But that is not the point. Bismark said that “politics is the art of the possible”. But surely UKIP has proved that our politics is achieving that which other people thought was impossible.
We did it after twenty-four years’ hard work by achieving the Referendum; and having won that Referendum, we must now aim for complete withdrawal from the EU on our terms – not the EU’s.
We have no reason to trust Theresa May. In her six years as Home Secretary she was an enthusiastic enforcer of EU legislation on Justice and Home Affairs matters, and she was a Remainer in the Referendum. Not to forget that she was a complete and total failure at controlling immigration.
So far she has not even written the little note required to the European Council to trigger Article 50 – let alone start negotiations.
What I fear is that she intends to delay and delay our withdrawal from the EU until she can find a way of reneging on her promise to make Brexit mean Brexit.
If she delays it beyond the next general election the next Parliament could claim a new mandate and refuse to implement the Referendum decision. Which of course was only consultative anyway; it has no legal force.
Or perhaps she will contrive some kind of ‘deal’ that looks like the Swiss or Norwegian models. That would mean open borders and paying contributions to the EU budget, it would mean being bound by a large percentage of EU law. In which case we might as well not bothered to leave in the first place.
Some people will tell you that we cannot repeal the Act because of our obligations under international law. This is not so. Treaties are merely agreements between governments. A treaty has no legal force in English law until it is enacted into Acts of Parliament. Those Acts of Parliament can be repealed by Parliament.
Those who feel squeamish about walking away from a Treaty should remember that history is littered with abandoned treaties that have outlived their usefulness.
A people that chooses to be free cannot be bound by a treaty dishonestly entered into forty-four years previously and which has robbed them or their freedom.
UKIP secured the Referendum by means of its electoral threat. Now we must keep up the pressure by rejecting Article 50 and demanding that we leave as quickly as possible by Repealing the European Communities Act as a first step.
If we do not do that then we may find that we never actually leave at all.
UKIP was right about leaving the European Union. And we will be right about this.
We did not lack foresight, determination and courage in the fight to win the Referendum and we must not those lack those same qualities in the fight to leave the European Union!
UKIP’s real job is now only just beginning.

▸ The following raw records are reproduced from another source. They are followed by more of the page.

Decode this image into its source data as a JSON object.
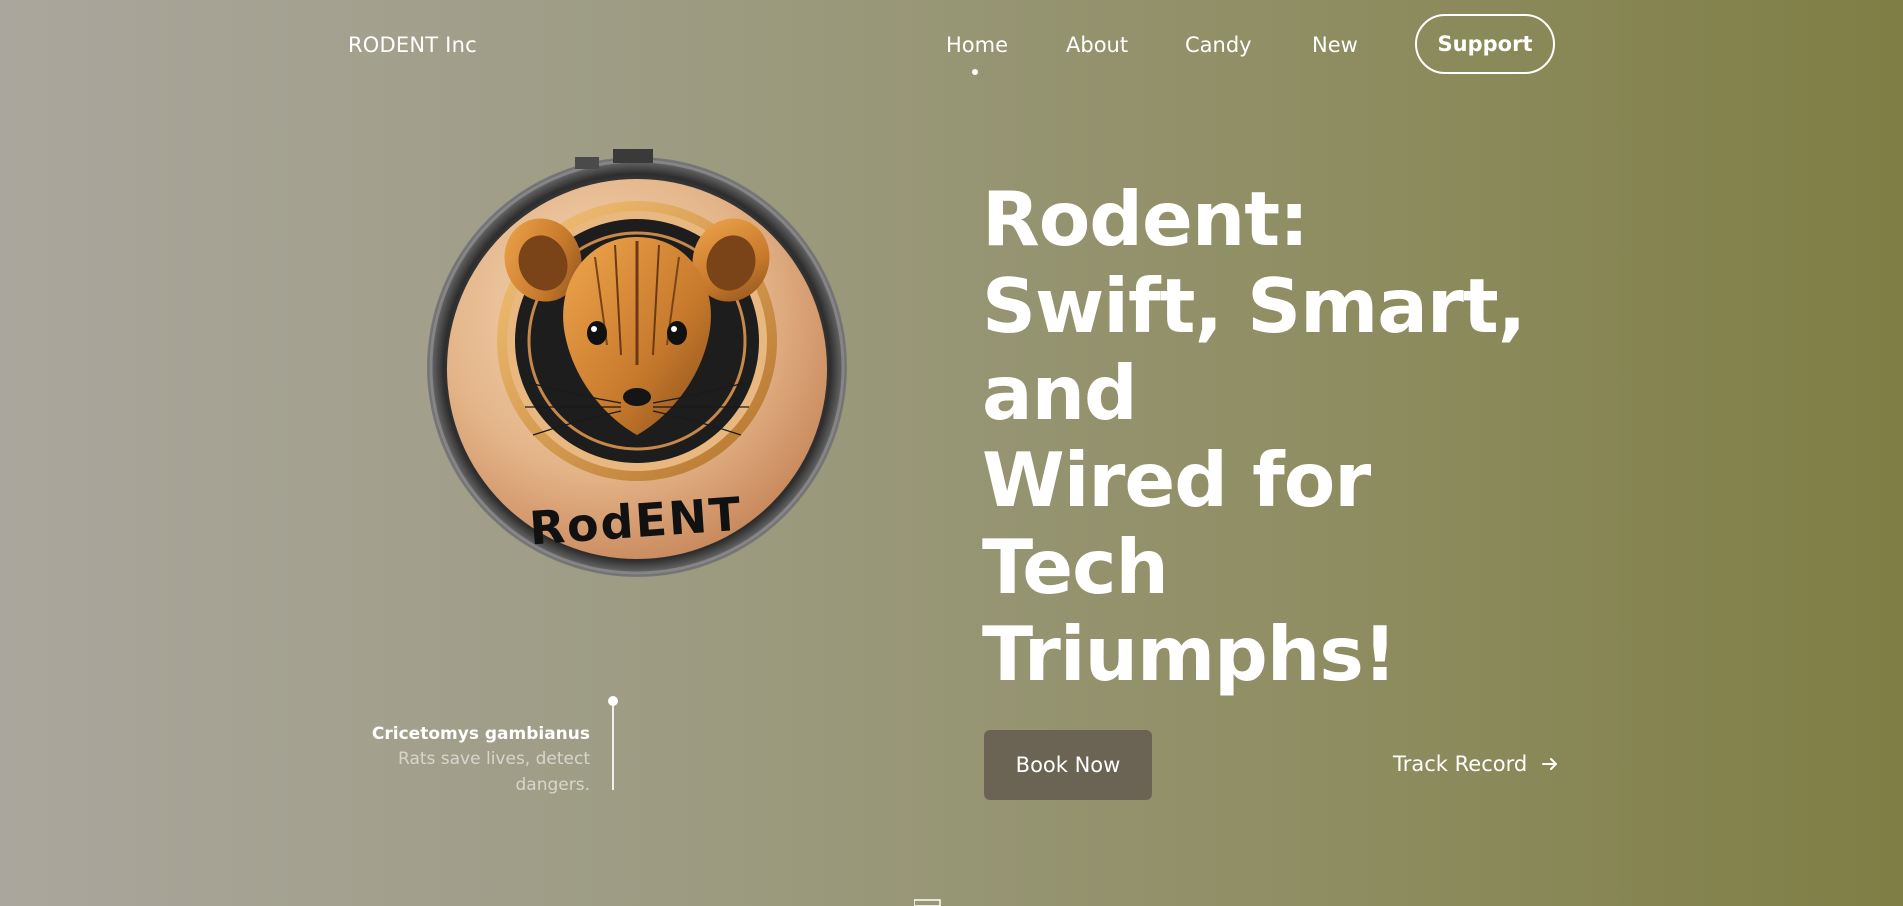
{
  "brand": "RODENT Inc",
  "nav": {
    "items": [
      "Home",
      "About",
      "Candy",
      "New"
    ],
    "active": "Home",
    "support_label": "Support"
  },
  "logo": {
    "text": "RodENT",
    "icon": "rodent-badge-logo"
  },
  "hero": {
    "headline_lines": [
      "Rodent:",
      "Swift, Smart,",
      "and",
      "Wired for",
      "Tech",
      "Triumphs!"
    ],
    "book_label": "Book Now",
    "track_label": "Track Record"
  },
  "caption": {
    "title": "Cricetomys gambianus",
    "text": "Rats save lives, detect dangers."
  },
  "colors": {
    "background_left": "#aaa69d",
    "background_right": "#7f7e45",
    "button_bg": "#6b6454",
    "text": "#ffffff"
  }
}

Which is to make Brexit mean Brexit – Brexit must mean Brexit. I am not looking for any more work, I am pretty busy as at the moment, but if our new Leader Diane James were to ask me to be the spokesman on Brexit then I could not refuse.